• _Assignment_
Provide the number of lines below containing the word "JSON", without any other words.

[Excerpts from a dataset]
>>>

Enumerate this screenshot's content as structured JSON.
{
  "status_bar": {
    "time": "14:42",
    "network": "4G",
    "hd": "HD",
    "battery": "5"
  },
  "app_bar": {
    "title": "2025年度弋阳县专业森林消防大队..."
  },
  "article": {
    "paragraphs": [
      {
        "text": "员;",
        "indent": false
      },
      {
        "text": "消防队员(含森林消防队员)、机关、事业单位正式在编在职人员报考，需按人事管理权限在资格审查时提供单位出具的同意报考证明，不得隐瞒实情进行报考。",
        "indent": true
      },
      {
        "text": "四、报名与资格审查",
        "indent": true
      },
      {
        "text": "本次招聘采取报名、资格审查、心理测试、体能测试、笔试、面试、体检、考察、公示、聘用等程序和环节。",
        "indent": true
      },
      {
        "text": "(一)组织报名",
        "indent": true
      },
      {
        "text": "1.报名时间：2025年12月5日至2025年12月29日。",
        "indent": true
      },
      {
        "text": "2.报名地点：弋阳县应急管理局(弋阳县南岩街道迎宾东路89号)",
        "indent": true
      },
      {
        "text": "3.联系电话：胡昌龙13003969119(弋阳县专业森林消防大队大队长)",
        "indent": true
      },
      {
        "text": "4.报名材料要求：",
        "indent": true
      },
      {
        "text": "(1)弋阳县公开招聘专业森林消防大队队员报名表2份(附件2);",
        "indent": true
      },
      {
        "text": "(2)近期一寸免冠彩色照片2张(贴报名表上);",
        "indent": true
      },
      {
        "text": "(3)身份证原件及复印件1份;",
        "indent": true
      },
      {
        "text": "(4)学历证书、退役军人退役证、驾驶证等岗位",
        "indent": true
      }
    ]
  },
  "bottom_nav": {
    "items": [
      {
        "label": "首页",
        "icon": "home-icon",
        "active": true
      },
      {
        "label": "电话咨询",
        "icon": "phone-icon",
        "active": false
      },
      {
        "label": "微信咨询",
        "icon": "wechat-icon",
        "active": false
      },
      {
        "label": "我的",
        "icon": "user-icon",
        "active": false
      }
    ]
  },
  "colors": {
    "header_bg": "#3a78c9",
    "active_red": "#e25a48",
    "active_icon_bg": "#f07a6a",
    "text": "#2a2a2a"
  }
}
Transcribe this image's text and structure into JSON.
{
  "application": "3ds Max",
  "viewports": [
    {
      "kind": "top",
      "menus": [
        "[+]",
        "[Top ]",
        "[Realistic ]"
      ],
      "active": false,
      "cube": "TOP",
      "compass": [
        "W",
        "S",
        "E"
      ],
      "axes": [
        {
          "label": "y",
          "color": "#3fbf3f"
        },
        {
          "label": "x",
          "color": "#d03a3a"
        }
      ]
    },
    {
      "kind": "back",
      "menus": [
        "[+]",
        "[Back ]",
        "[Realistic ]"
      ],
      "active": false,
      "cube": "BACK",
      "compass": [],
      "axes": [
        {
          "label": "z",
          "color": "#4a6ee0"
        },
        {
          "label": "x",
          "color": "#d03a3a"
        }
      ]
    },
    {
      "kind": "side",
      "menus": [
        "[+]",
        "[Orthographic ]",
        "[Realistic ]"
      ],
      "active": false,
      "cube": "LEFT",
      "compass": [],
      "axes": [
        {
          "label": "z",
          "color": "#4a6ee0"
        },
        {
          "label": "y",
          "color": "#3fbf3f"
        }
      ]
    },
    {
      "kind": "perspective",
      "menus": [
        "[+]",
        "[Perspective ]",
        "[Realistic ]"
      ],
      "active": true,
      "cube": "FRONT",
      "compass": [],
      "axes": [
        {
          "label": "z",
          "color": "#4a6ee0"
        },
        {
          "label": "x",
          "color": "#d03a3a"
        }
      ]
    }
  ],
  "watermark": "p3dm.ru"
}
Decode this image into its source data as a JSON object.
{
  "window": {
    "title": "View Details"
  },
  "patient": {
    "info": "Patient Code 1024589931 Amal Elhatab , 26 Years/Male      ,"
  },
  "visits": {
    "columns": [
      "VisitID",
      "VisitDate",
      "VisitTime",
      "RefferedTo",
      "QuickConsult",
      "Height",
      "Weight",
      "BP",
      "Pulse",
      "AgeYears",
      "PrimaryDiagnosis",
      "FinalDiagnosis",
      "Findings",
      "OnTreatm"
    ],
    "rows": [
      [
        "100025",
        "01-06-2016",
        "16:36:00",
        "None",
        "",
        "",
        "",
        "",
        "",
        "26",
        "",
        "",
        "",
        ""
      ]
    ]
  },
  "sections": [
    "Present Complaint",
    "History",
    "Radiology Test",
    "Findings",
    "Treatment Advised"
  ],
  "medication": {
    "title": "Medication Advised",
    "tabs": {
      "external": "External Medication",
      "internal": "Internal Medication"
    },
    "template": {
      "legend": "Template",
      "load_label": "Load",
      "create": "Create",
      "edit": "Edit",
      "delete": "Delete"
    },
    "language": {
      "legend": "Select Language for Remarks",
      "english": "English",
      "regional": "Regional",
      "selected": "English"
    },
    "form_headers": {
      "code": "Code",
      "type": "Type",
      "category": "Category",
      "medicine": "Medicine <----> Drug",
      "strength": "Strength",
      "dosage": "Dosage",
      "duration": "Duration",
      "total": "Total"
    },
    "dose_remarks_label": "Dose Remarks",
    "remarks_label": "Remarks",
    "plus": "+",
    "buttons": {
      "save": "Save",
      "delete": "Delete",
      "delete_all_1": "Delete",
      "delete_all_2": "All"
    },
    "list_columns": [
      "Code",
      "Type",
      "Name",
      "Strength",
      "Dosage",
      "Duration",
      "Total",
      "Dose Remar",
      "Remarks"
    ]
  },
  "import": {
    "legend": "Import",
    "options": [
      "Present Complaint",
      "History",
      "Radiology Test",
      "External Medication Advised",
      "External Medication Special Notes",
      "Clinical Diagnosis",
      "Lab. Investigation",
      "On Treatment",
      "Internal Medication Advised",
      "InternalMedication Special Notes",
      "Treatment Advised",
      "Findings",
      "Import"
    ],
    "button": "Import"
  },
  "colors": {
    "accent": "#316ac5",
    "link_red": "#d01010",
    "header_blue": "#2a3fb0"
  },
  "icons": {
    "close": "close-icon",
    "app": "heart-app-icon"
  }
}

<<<

• _Response_
3